Go through the records below and return each line that has "Harjumaa" in it.

## DATASET EXCERPTS:
◇ ◇ ◇ ◇ ◇ ◇ ◇
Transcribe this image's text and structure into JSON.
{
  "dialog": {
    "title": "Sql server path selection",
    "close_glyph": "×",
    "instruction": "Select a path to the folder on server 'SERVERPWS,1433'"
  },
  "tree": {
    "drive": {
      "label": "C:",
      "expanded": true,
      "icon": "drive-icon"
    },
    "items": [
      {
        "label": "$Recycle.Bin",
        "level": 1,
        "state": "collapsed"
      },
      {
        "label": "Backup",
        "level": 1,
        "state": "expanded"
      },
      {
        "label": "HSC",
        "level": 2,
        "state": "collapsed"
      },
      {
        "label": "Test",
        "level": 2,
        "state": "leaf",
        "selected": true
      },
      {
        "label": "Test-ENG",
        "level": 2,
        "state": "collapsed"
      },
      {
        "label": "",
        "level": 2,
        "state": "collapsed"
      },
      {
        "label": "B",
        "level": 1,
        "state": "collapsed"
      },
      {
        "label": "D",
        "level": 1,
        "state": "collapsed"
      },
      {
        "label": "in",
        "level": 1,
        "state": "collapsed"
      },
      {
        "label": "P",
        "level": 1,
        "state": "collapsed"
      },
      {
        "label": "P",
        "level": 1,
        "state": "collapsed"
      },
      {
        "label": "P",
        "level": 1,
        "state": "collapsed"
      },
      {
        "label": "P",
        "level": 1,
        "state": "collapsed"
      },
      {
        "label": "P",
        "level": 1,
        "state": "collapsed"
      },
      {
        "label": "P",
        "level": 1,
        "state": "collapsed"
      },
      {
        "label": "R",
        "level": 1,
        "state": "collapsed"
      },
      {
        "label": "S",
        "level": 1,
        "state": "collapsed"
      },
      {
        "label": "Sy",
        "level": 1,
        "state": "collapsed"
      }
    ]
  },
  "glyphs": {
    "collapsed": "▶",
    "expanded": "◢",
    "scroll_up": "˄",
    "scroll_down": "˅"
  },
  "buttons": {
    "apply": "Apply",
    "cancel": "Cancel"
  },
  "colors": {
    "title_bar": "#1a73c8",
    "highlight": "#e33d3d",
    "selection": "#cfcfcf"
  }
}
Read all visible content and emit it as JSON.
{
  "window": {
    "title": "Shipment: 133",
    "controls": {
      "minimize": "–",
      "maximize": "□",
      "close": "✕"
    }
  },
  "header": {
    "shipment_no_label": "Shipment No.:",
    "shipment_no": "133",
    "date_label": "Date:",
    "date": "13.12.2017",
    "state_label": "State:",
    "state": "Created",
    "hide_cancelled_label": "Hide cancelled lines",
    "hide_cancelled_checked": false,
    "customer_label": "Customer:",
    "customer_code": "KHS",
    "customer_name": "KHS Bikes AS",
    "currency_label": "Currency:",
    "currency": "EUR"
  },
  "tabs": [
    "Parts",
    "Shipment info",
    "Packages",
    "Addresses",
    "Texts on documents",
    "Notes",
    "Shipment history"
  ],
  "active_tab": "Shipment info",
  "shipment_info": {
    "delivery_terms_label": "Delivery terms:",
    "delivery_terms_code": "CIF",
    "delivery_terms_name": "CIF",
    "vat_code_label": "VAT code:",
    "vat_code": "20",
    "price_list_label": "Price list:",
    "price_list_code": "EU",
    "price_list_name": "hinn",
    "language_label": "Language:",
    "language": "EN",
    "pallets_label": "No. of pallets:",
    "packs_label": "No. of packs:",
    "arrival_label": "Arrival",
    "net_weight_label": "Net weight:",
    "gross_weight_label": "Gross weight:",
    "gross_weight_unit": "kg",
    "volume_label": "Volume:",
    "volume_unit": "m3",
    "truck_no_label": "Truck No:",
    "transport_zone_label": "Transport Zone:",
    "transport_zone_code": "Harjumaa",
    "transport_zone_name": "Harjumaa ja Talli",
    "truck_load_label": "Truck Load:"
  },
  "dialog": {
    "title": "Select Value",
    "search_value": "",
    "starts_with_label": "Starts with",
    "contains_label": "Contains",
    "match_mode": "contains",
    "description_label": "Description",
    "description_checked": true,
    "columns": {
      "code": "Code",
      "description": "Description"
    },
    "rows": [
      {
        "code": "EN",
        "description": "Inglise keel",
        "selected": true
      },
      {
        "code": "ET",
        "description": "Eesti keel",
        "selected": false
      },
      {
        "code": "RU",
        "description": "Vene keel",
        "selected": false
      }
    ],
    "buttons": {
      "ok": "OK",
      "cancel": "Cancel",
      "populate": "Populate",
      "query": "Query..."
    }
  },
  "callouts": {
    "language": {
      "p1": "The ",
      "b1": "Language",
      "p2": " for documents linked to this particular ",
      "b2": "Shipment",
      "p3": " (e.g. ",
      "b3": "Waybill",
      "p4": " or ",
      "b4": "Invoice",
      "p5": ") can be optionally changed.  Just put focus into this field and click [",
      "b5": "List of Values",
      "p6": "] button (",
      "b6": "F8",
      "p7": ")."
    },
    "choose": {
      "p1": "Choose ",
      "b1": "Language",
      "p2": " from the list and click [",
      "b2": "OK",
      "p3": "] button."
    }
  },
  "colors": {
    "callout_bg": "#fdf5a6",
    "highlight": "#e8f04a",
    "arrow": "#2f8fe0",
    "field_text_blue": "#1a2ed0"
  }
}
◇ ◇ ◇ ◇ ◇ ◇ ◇
## RESULT FOR THIS EXERCISE:
    "transport_zone_code": "Harjumaa",
    "transport_zone_name": "Harjumaa ja Talli",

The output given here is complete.